Excerpts from a dataset
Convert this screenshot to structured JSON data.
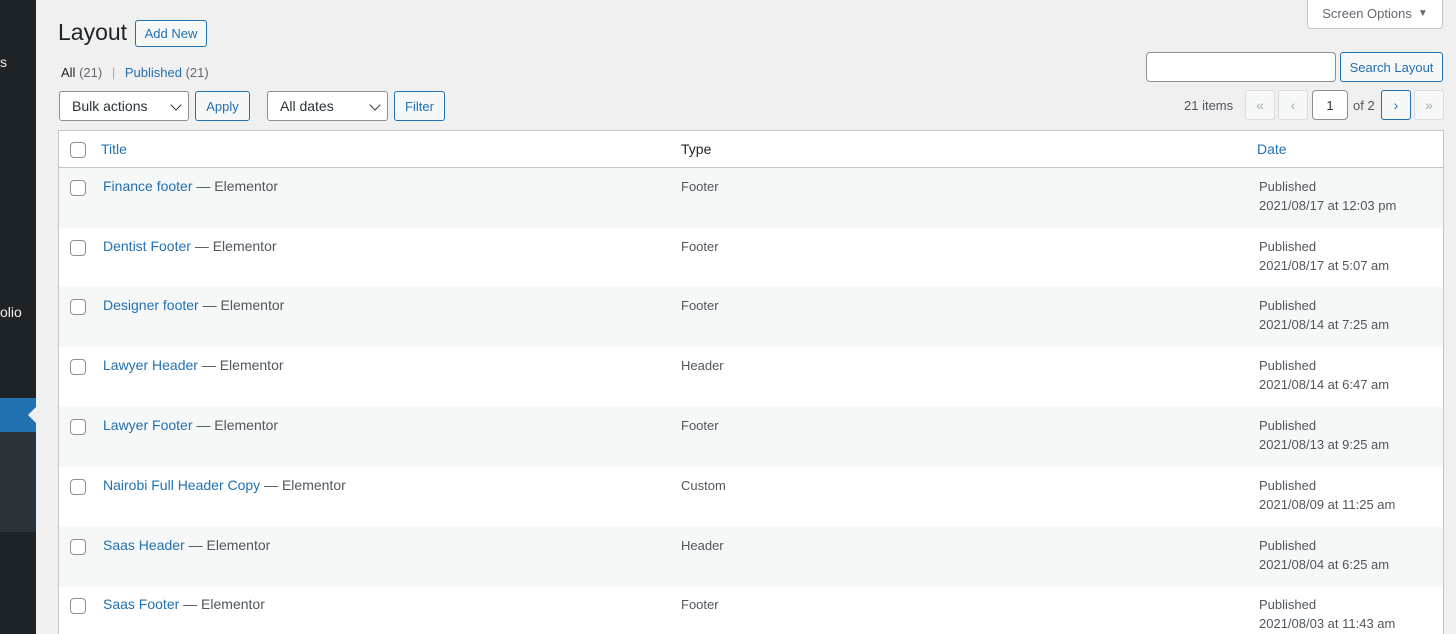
{
  "sidebar": {
    "fragments": [
      "s",
      "olio"
    ]
  },
  "header": {
    "screen_options": "Screen Options",
    "title": "Layout",
    "add_new": "Add New"
  },
  "views": {
    "all_label": "All",
    "all_count": "(21)",
    "sep": "|",
    "published_label": "Published",
    "published_count": "(21)"
  },
  "search": {
    "button": "Search Layout",
    "value": ""
  },
  "tablenav": {
    "bulk_actions": "Bulk actions",
    "apply": "Apply",
    "dates": "All dates",
    "filter": "Filter",
    "items": "21 items",
    "first": "«",
    "prev": "‹",
    "current_page": "1",
    "of_pages": "of 2",
    "next": "›",
    "last": "»"
  },
  "table": {
    "columns": {
      "title": "Title",
      "type": "Type",
      "date": "Date"
    },
    "rows": [
      {
        "title": "Finance footer",
        "suffix": " — Elementor",
        "type": "Footer",
        "status": "Published",
        "date": "2021/08/17 at 12:03 pm"
      },
      {
        "title": "Dentist Footer",
        "suffix": " — Elementor",
        "type": "Footer",
        "status": "Published",
        "date": "2021/08/17 at 5:07 am"
      },
      {
        "title": "Designer footer",
        "suffix": " — Elementor",
        "type": "Footer",
        "status": "Published",
        "date": "2021/08/14 at 7:25 am"
      },
      {
        "title": "Lawyer Header",
        "suffix": " — Elementor",
        "type": "Header",
        "status": "Published",
        "date": "2021/08/14 at 6:47 am"
      },
      {
        "title": "Lawyer Footer",
        "suffix": " — Elementor",
        "type": "Footer",
        "status": "Published",
        "date": "2021/08/13 at 9:25 am"
      },
      {
        "title": "Nairobi Full Header Copy",
        "suffix": " — Elementor",
        "type": "Custom",
        "status": "Published",
        "date": "2021/08/09 at 11:25 am"
      },
      {
        "title": "Saas Header",
        "suffix": " — Elementor",
        "type": "Header",
        "status": "Published",
        "date": "2021/08/04 at 6:25 am"
      },
      {
        "title": "Saas Footer",
        "suffix": " — Elementor",
        "type": "Footer",
        "status": "Published",
        "date": "2021/08/03 at 11:43 am"
      }
    ]
  }
}
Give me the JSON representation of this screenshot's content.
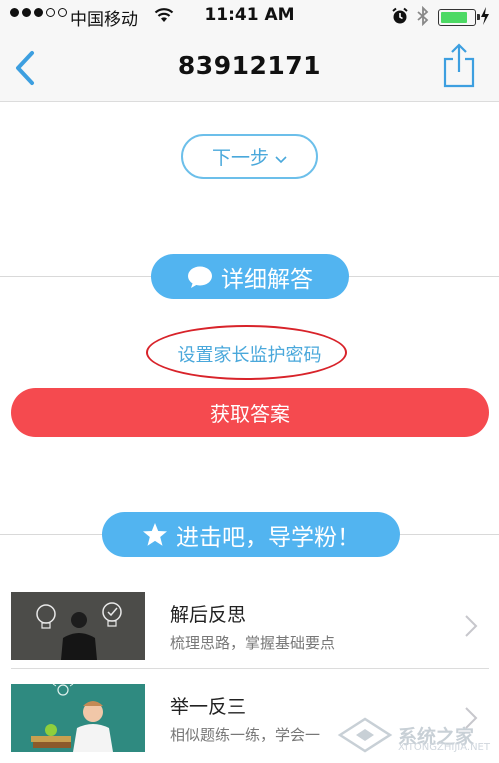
{
  "status_bar": {
    "carrier": "中国移动",
    "time": "11:41 AM",
    "signal_dots_filled": 3,
    "signal_dots_total": 5,
    "battery_level_percent": 80
  },
  "nav": {
    "title": "83912171",
    "back_icon": "chevron-left-icon",
    "share_icon": "share-icon"
  },
  "next_step": {
    "label": "下一步"
  },
  "detail_answer": {
    "label": "详细解答",
    "icon": "speech-bubble-icon"
  },
  "parent_password": {
    "label": "设置家长监护密码"
  },
  "get_answer": {
    "label": "获取答案"
  },
  "advance": {
    "label": "进击吧，导学粉！",
    "icon": "star-icon"
  },
  "list": [
    {
      "title": "解后反思",
      "subtitle": "梳理思路，掌握基础要点"
    },
    {
      "title": "举一反三",
      "subtitle": "相似题练一练，学会一"
    }
  ],
  "watermark": {
    "text": "系统之家",
    "url": "XITONGZHIJIA.NET"
  },
  "colors": {
    "accent_blue": "#52b4f0",
    "link_blue": "#4aa8db",
    "action_red": "#f54a4f",
    "annotation_red": "#d8232a"
  }
}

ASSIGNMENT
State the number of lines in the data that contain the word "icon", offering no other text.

EXERCISE SOLUTION
4